But Sykes disagrees, given that NASA is already spending hundreds of millions of dollars now. “Glaze’s statement does not align with the facts on the ground,” he says. “This is what NASA does: they play with words; they play with money so that they can allocate it; they keep things in the dark to try to keep down the criticism.”
And even if MSR has not started to dip into other planetary programs, NASA itself apparently acknowledges this may only be a matter of time. In its budget proposal, the space agency stated, “Mars Sample Return costs may increase beyond the outyear profile shown in the budget, which would require either reduced funding for other science activities or descoping of this mission.” For this reason, NASA is creating an independent review board that will assess the current plans—essentially providing a final check and one last chance at some kind of course correction before the agency makes a commitment. “I don’t want it to impact anything else in the planetary science portfolio,” Glaze says. “But remember that we do have a fixed budget. And so we have to balance everything. And that’s our challenge: to try and work through how we balance all of those priorities.”
“Dare mighty things,” indeed. Casey Dreier, chief of space policy at the Planetary Society, notes that the extra $250 million needed this year alone will make it difficult to put VERITAS back in NASA’s budget at all. And other missions, such as a time-sensitive Uranus probe that tops a representative wish list from the U.S. planetary science community, will likely never see the light of day. “The easiest mission to delay is the one that hasn’t started yet,” Dreier says.

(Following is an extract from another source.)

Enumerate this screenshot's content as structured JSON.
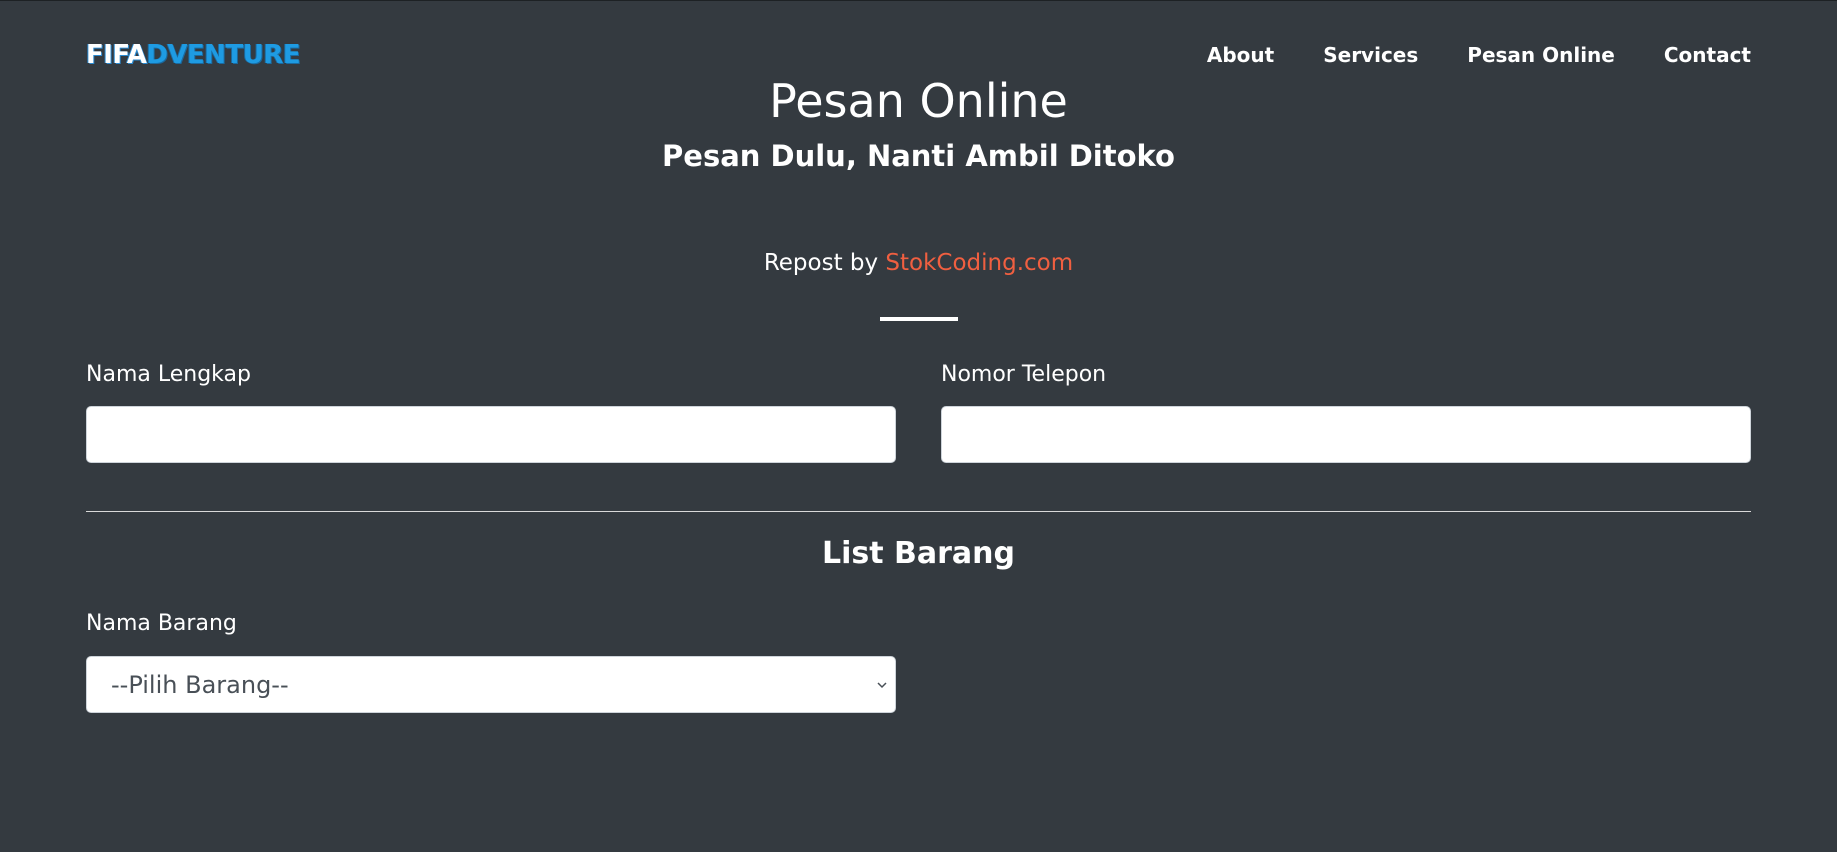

To avoid such collateral damage, Stern suggests that NASA hit pause to rethink the mission’s architecture or to see if foreign partners could provide resources to lighten the budgetary load. Sykes has a bigger intervention in mind: Congress. “NASA is not at all being transparent about what they’re doing,” he says. “Congress needs to demand that NASA—mission by mission, project by project—tell what delays have been implemented over the past year and what budget adjustments have been made.” They need to shield other programs, or the fallout might just mean there is little of the planetary program left, Stern adds. “The American taxpayer and the science of this agency is suffering as a consequence of putting everything on the altar of MSR,” he says.
This is not to say that plenty of scientists are not thrilled by the prospect of MSR, given the likelihood that its results will rewrite textbooks and could conceivably even provide the first compelling evidence of extraterrestrial life. “These samples will be studied by literally thousands and thousands of scientists for decades to come,” says Laurie Leshin, JPL’s current director. But at what cost? “Mars doesn’t give up its secrets easily—that’s been its MO for years,” Dreier says. “The question will be: What price is the scientific community willing to pay—both in terms of literal dollars and other opportunities—for this mission?”
ABOUT THE AUTHOR(S)
Shannon Hall is an award-winning freelance science journalist based in the Rocky Mountains. She specializes in writing about astronomy, geology and the environment. Credit: Nick Higgins
Source : Scientific American